A new initiative has been launched to help small businesses with no e-commerce presence to get selling online.

The Doorstep Market is an online platform that will act as a one-stop shop where consumers will be able to purchase local and Irish goods from their homes.

Up to 200 individuals and small independent businesses here have signed up already to have their products hosted on the site.

The ideas is the brainchild of Grace Tallon, the Director of Newpark Music Centre in Dublin, and Joe O'Connor, an official with the union Forsa.

"We're really excited about the ambitious virtual shopping experience that The Doorstep Market will offer Irish consumers, with a huge and growing selection of Irish products and services," said Grace Tallon.

"We're encouraging people to stay home, and shop local."

They have been assisted over the past two weeks by many volunteers, who collectively have built the front and back end of the website, giving their time for free.

Firms can use the site to collaborate on offers and deliveries, while consumers can browse and buy a wide variety of Irish products from different suppliers on a single site.

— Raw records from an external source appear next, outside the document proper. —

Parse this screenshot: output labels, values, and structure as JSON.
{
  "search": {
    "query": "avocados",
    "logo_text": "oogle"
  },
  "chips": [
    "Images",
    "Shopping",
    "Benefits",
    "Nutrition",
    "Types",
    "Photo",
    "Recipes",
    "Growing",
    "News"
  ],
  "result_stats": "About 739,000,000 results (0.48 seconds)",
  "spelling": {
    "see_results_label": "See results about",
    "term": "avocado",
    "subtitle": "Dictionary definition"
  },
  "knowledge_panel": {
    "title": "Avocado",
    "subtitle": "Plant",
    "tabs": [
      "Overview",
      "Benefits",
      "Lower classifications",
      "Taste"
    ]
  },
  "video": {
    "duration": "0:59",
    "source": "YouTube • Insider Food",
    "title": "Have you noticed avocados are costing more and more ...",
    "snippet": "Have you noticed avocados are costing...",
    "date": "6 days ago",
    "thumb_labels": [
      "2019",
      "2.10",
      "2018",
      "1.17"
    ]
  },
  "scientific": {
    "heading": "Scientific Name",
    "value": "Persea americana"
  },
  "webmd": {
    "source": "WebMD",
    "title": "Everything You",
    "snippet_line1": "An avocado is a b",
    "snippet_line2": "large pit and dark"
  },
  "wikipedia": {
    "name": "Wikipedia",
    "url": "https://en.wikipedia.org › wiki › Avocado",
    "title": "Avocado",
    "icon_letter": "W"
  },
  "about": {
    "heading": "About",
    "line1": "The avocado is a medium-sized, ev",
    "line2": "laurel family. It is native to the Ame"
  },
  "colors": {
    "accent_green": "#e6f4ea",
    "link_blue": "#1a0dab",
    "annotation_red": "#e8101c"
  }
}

"Irish people want to help support their small, independent businesses get through this crisis in whatever way they can. With The Doorstep Market, they can now do that in a single place, from the comfort and safety of their own homes," said Joe O'Connor.

The Doorstep Market can be accessed at www.thedoorstepmarket.ie

Meanwhile, BeerCloud is a brand new online venture set up in response to the disastrous consequences of Covid-19 for the Irish craft brewing industry. 

The Beercloud online store was founded by breweries including Dead Centre Brewing, Black Donkey, St Mel's, Wide Street, 12 Acres and Ballykilcavan.

New breweries are being added all the time to the online store. 

Craft breweries are feeling the pinch of Covid-19 really strongly as pubs, their main route to market, are now closed. As people are being encouraged to stay at home, buying at off licences is also less of an option.

Liam Tutty, from Dead Centre Brewing in Athlone, said that breweries in Ireland generally hold a wholesale and manufacturing license which means they have to sell in bulk. 

But the Dead Centre brewery also has a publican's license which allows it sell in much smaller volumes.

"I've opened this up to other small breweries to make sure their route to market is not completely frozen," Mr Tutty said.

Although craft beer accounts for only 2% of the beer market in Ireland it represents 70% of employment in the beer industry. 

"It's very important to us that we do everything we can to safeguard those jobs, keep those breweries open and keep a supply of fresh beer going to the public", Liam Tuffy said.